Hamayoon and Watata came to Fayetteville through a refugee resettlement organization, and all three farmers had farming experience, but no land of their own. NCAT Horticulture Specialist Luke Freeman says that’s why the incubator idea is so valuable. “For both Hamayoon and Watata and for their families, access to land has been incredibly important for their acclimation and psychological well-being,” Freeman says. “And for Jenni, this … is letting her develop her business skills and production skills. It’s amazing to see how the only thing holding her back was that access to land.”
Follow the project on Facebook @NCATSoutheast.
Fossil Record Reveals Plastic Pollution
The modern geological era has colloquially been dubbed “The Anthropocene,” with the prefix anthro- referring to humans and their powerful impact on climate and ecosystems. And, according to a study published by Science Advances in September 2019, the Anthropocene’s geological proxy is the appearance of plastic particles in the fossil record.
The researchers behind the paper studied a sample of coastal sediments in California spanning from 1834 to 2009, and found an exponential increase in plastic accumulation from 1945 to 2009, with the amount doubling every 15 years. This escalation correlates with a rise in both global plastic production and California’s coastal population. According to the researchers, the consequences of plastic-laden sediments on ocean-floor organisms and food chains are unknown. They call for further assessment of long-term plastic accumulation in overall ecosystems.
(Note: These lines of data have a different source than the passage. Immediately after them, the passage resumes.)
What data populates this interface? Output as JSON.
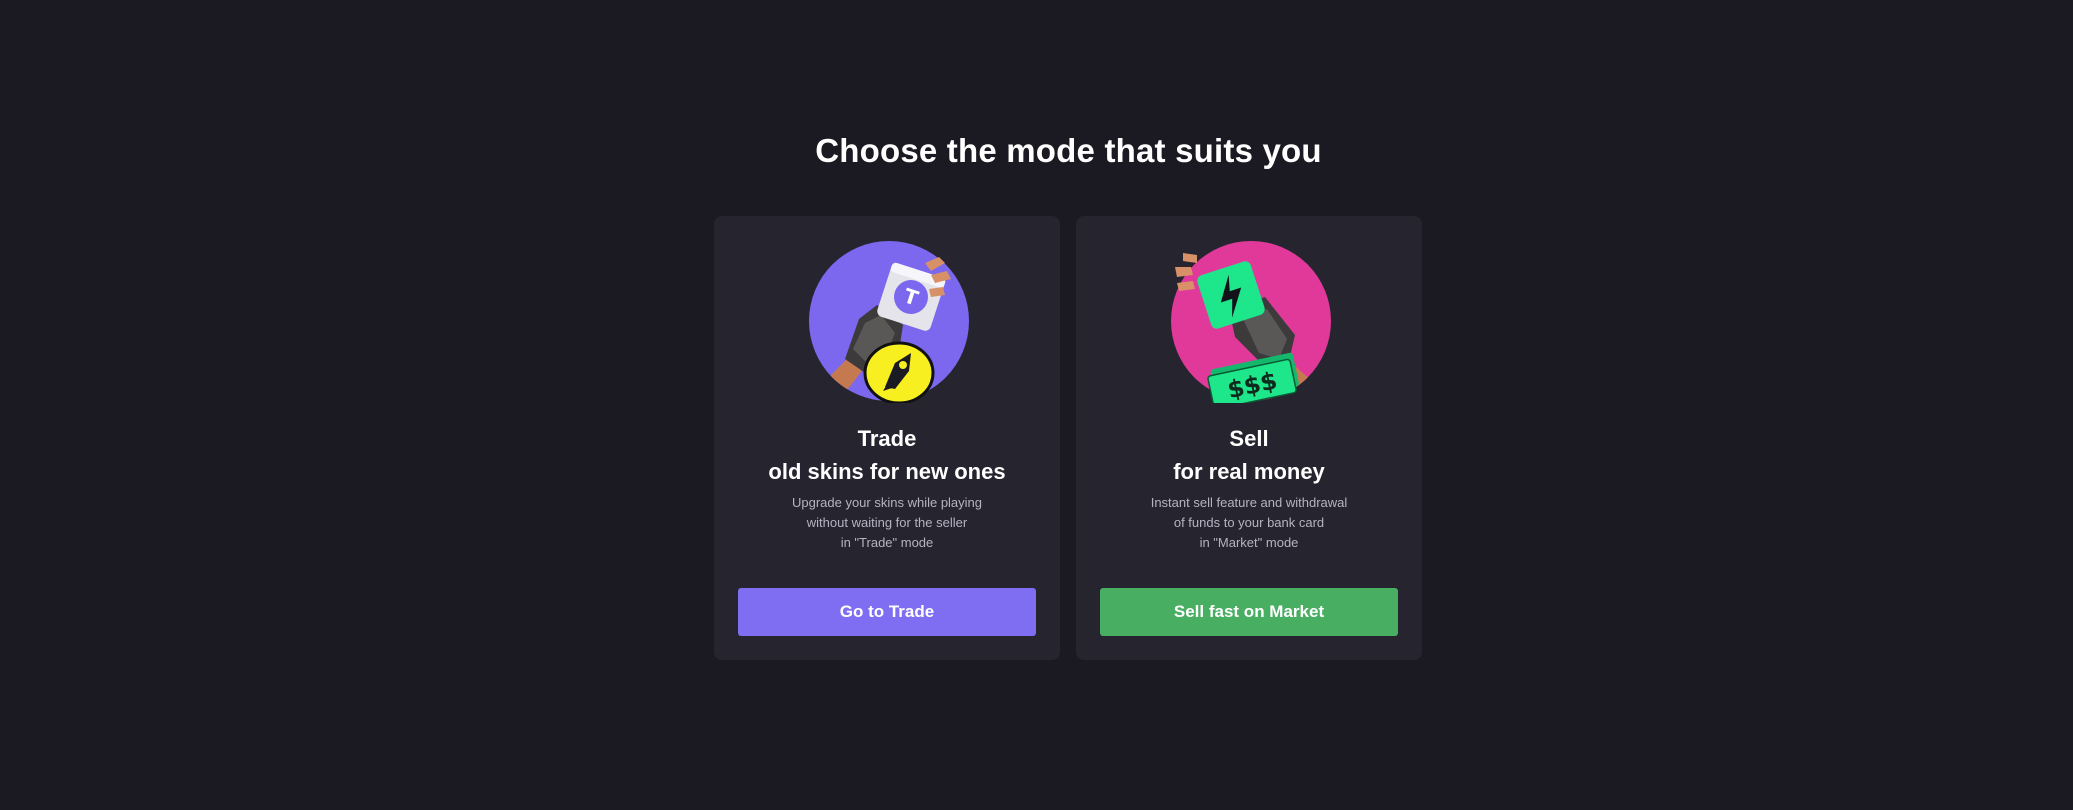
{
  "heading": "Choose the mode that suits you",
  "cards": [
    {
      "title_line1": "Trade",
      "title_line2": "old skins for new ones",
      "desc_line1": "Upgrade your skins while playing",
      "desc_line2": "without waiting for the seller",
      "desc_line3": "in \"Trade\" mode",
      "button": "Go to Trade",
      "accent": "#7f6ef2",
      "illustration": "gloved-hand-trade-token-rocket-icon",
      "token_letter": "T"
    },
    {
      "title_line1": "Sell",
      "title_line2": "for real money",
      "desc_line1": "Instant sell feature and withdrawal",
      "desc_line2": "of funds to your bank card",
      "desc_line3": "in \"Market\" mode",
      "button": "Sell fast on Market",
      "accent": "#48ae62",
      "illustration": "gloved-hand-lightning-card-cash-icon",
      "cash_text": "$$$"
    }
  ],
  "colors": {
    "background": "#1b1a22",
    "card": "#26252f",
    "trade_circle": "#7b68ee",
    "sell_circle": "#e0399a"
  }
}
Cutting Upfront Emissions
Buildings are responsible for 39 percent of energy-related carbon emissions, according to the World Green Building Council (WGBC), and a structure’s emissions begin with materials. In its new report “Bringing Embodied Carbon Upfront,” the WGBC has called for curtailing “upfront carbon,” or the carbon that’s released during the extraction and transportation of building materials. The Council urges a focus on upfront carbon, because these emissions will be responsible for half the carbon footprint of new construction between now and 2050. Addressing a structure’s often-overlooked “embodied carbon,” or the carbon used over its entire life cycle, will be essential to decarbonizing buildings entirely.
The Council’s report contains coordinated actions that can be taken by stakeholders, civil society, cities, and businesses to address embodied carbon. Its vision includes a 40 percent reduction of embodied carbon in new structures by 2030; and entirely net-zero buildings, in both upfront carbon and operational carbon, by 2050.
Document Details Organic Transition
Shifting to organic production can boost a farm’s financial gains and sustainability, but the upfront investments can be tough to estimate. So, the University of Wisconsin, Madison, has released a publication Turning Grain into Dough that outlines transitioning to organic production and the financial requirements of doing so.
Paul Dietmann, who prepared the publication, has led workshops and webinars on farm financial management and organic agriculture for years. Dietmann says this financial handbook is an extension of his teachings on grain production. The guide emphasizes that making such a switch calls for considerable planning, so it includes information on how to calculate long-term costs, develop a feasibility plan, generate a projected budget, and more. Plus, its introduction indicates that a farmer’s production philosophy must adjust along with their practices if they’re to successfully alter their farm — and that farmers who are committed and well-prepared will better withstand the trials that arise during the transition period.